WHAT NEEDS TO BE DONE -
Without reproducing any picture, copy the records word for word.
------------------------------------------------
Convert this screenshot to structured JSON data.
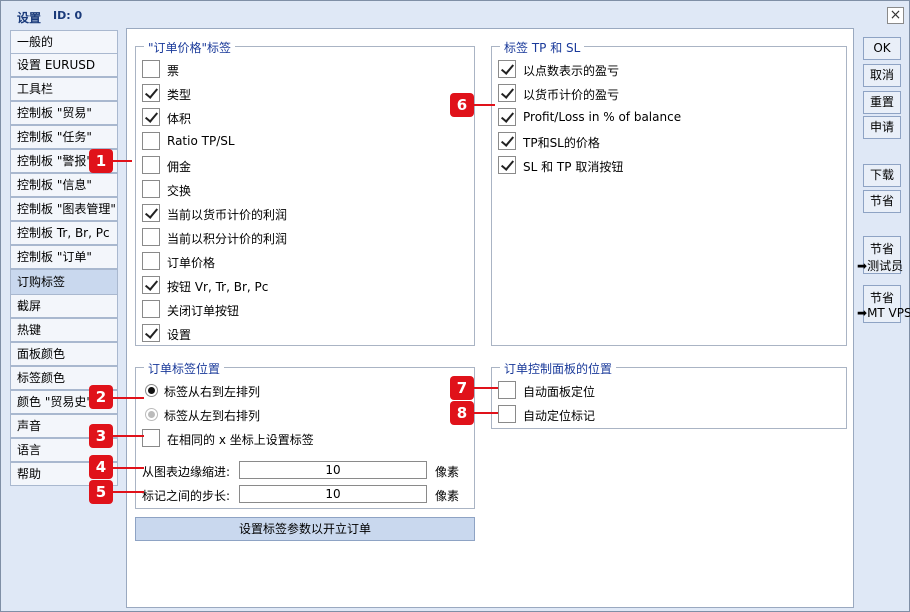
{
  "window": {
    "title": "设置",
    "id_label": "ID: 0",
    "close_label": "×"
  },
  "sidebar": {
    "items": [
      {
        "label": "一般的"
      },
      {
        "label": "设置 EURUSD"
      },
      {
        "label": "工具栏"
      },
      {
        "label": "控制板 \"贸易\""
      },
      {
        "label": "控制板 \"任务\""
      },
      {
        "label": "控制板 \"警报\""
      },
      {
        "label": "控制板 \"信息\""
      },
      {
        "label": "控制板 \"图表管理\""
      },
      {
        "label": "控制板 Tr, Br, Pc"
      },
      {
        "label": "控制板 \"订单\""
      },
      {
        "label": "订购标签"
      },
      {
        "label": "截屏"
      },
      {
        "label": "热键"
      },
      {
        "label": "面板颜色"
      },
      {
        "label": "标签颜色"
      },
      {
        "label": "颜色 \"贸易史\""
      },
      {
        "label": "声音"
      },
      {
        "label": "语言"
      },
      {
        "label": "帮助"
      }
    ],
    "active": "订购标签"
  },
  "order_price_labels": {
    "title": "\"订单价格\"标签",
    "items": [
      {
        "label": "票",
        "checked": false
      },
      {
        "label": "类型",
        "checked": true
      },
      {
        "label": "体积",
        "checked": true
      },
      {
        "label": "Ratio TP/SL",
        "checked": false
      },
      {
        "label": "佣金",
        "checked": false
      },
      {
        "label": "交换",
        "checked": false
      },
      {
        "label": "当前以货币计价的利润",
        "checked": true
      },
      {
        "label": "当前以积分计价的利润",
        "checked": false
      },
      {
        "label": "订单价格",
        "checked": false
      },
      {
        "label": "按钮 Vr, Tr, Br, Pc",
        "checked": true
      },
      {
        "label": "关闭订单按钮",
        "checked": false
      },
      {
        "label": "设置",
        "checked": true
      }
    ]
  },
  "tp_sl_labels": {
    "title": "标签 TP 和 SL",
    "items": [
      {
        "label": "以点数表示的盈亏",
        "checked": true
      },
      {
        "label": "以货币计价的盈亏",
        "checked": true
      },
      {
        "label": "Profit/Loss in % of balance",
        "checked": true
      },
      {
        "label": "TP和SL的价格",
        "checked": true
      },
      {
        "label": "SL 和 TP 取消按钮",
        "checked": true
      }
    ]
  },
  "label_position": {
    "title": "订单标签位置",
    "radio_right_to_left": "标签从右到左排列",
    "radio_left_to_right": "标签从左到右排列",
    "same_x_label": "在相同的 x 坐标上设置标签",
    "indent_label": "从图表边缘缩进:",
    "indent_value": "10",
    "step_label": "标记之间的步长:",
    "step_value": "10",
    "unit": "像素"
  },
  "control_panel_position": {
    "title": "订单控制面板的位置",
    "auto_panel": "自动面板定位",
    "auto_mark": "自动定位标记"
  },
  "apply_button": "设置标签参数以开立订单",
  "right_buttons": {
    "ok": "OK",
    "cancel": "取消",
    "reset": "重置",
    "apply": "申请",
    "download": "下载",
    "save": "节省",
    "save_tester_l1": "节省",
    "save_tester_l2": "测试员",
    "save_vps_l1": "节省",
    "save_vps_l2": "MT VPS"
  },
  "callouts": [
    "1",
    "2",
    "3",
    "4",
    "5",
    "6",
    "7",
    "8"
  ],
  "colors": {
    "accent": "#1a3a9a",
    "callout": "#e0121a",
    "selected_nav": "#c9d8ee",
    "window_bg": "#dfe8f6"
  }
}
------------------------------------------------
FINAL ANSWER -
Convert this screenshot to structured JSON data.
{
  "window": {
    "title": "设置",
    "id_label": "ID: 0",
    "close_label": "×"
  },
  "sidebar": {
    "items": [
      {
        "label": "一般的"
      },
      {
        "label": "设置 EURUSD"
      },
      {
        "label": "工具栏"
      },
      {
        "label": "控制板 \"贸易\""
      },
      {
        "label": "控制板 \"任务\""
      },
      {
        "label": "控制板 \"警报\""
      },
      {
        "label": "控制板 \"信息\""
      },
      {
        "label": "控制板 \"图表管理\""
      },
      {
        "label": "控制板 Tr, Br, Pc"
      },
      {
        "label": "控制板 \"订单\""
      },
      {
        "label": "订购标签"
      },
      {
        "label": "截屏"
      },
      {
        "label": "热键"
      },
      {
        "label": "面板颜色"
      },
      {
        "label": "标签颜色"
      },
      {
        "label": "颜色 \"贸易史\""
      },
      {
        "label": "声音"
      },
      {
        "label": "语言"
      },
      {
        "label": "帮助"
      }
    ],
    "active": "订购标签"
  },
  "order_price_labels": {
    "title": "\"订单价格\"标签",
    "items": [
      {
        "label": "票",
        "checked": false
      },
      {
        "label": "类型",
        "checked": true
      },
      {
        "label": "体积",
        "checked": true
      },
      {
        "label": "Ratio TP/SL",
        "checked": false
      },
      {
        "label": "佣金",
        "checked": false
      },
      {
        "label": "交换",
        "checked": false
      },
      {
        "label": "当前以货币计价的利润",
        "checked": true
      },
      {
        "label": "当前以积分计价的利润",
        "checked": false
      },
      {
        "label": "订单价格",
        "checked": false
      },
      {
        "label": "按钮 Vr, Tr, Br, Pc",
        "checked": true
      },
      {
        "label": "关闭订单按钮",
        "checked": false
      },
      {
        "label": "设置",
        "checked": true
      }
    ]
  },
  "tp_sl_labels": {
    "title": "标签 TP 和 SL",
    "items": [
      {
        "label": "以点数表示的盈亏",
        "checked": true
      },
      {
        "label": "以货币计价的盈亏",
        "checked": true
      },
      {
        "label": "Profit/Loss in % of balance",
        "checked": true
      },
      {
        "label": "TP和SL的价格",
        "checked": true
      },
      {
        "label": "SL 和 TP 取消按钮",
        "checked": true
      }
    ]
  },
  "label_position": {
    "title": "订单标签位置",
    "radio_right_to_left": "标签从右到左排列",
    "radio_left_to_right": "标签从左到右排列",
    "same_x_label": "在相同的 x 坐标上设置标签",
    "indent_label": "从图表边缘缩进:",
    "indent_value": "10",
    "step_label": "标记之间的步长:",
    "step_value": "10",
    "unit": "像素"
  },
  "control_panel_position": {
    "title": "订单控制面板的位置",
    "auto_panel": "自动面板定位",
    "auto_mark": "自动定位标记"
  },
  "apply_button": "设置标签参数以开立订单",
  "right_buttons": {
    "ok": "OK",
    "cancel": "取消",
    "reset": "重置",
    "apply": "申请",
    "download": "下载",
    "save": "节省",
    "save_tester_l1": "节省",
    "save_tester_l2": "测试员",
    "save_vps_l1": "节省",
    "save_vps_l2": "MT VPS"
  },
  "callouts": [
    "1",
    "2",
    "3",
    "4",
    "5",
    "6",
    "7",
    "8"
  ],
  "colors": {
    "accent": "#1a3a9a",
    "callout": "#e0121a",
    "selected_nav": "#c9d8ee",
    "window_bg": "#dfe8f6"
  }
}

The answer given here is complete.